Can you justify spending so much more money on a Rush 2000 when the differences between it and the Rush 1000 are so marginal?
In performance for cash terms, the £2299 Rush 1000 is a far more rational choice. Okay, you don’t get a carbon version of the Lefty DLR2 fork and the parts are slightly down-specced and heavier, but the overall performance is remarkably similar to a 2000 – for considerably less cash. But it appears that you need to pay this sort of price to get into the seriously lightweight territory.
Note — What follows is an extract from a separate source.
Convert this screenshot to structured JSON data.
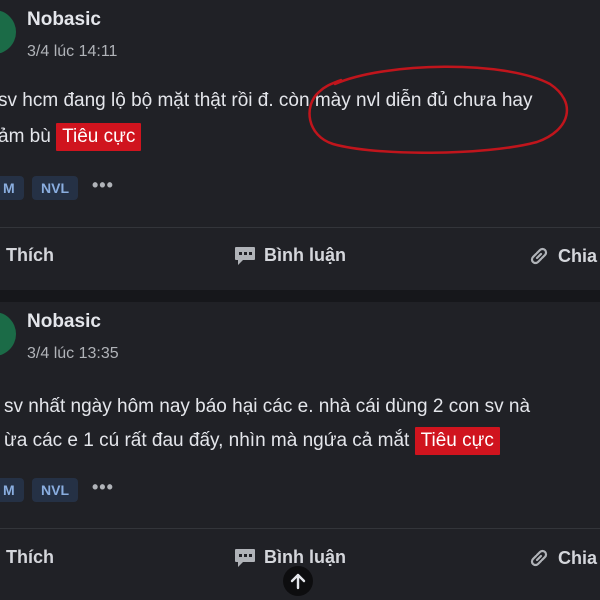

A sub-27lb full suspension bike with 110mm of travel is still a rare beast. Cannondale have managed to produce the Rush 2000 by using a well-proven single pivot frame design and throwing all the money they could at the parts specification. The superb Fox RP3 rear shock helps make the backend efficient on all types of terrain – the climbing is especially good – but there are times when the fork feels a little too constipated.
The Rush 2000 is still nowhere near as plush as bikes like Specialized’s Stumpjumper FSR, but that’s just part of its appeal. Overall, it’s a tight and lively bike that’s very much at home on all-day jaunts, and is sure to appeal to hardtail converts. If that sounds like your kind of thing, and you’re hankering after a super-lightweight bike, then the extra outlay could be well worth it.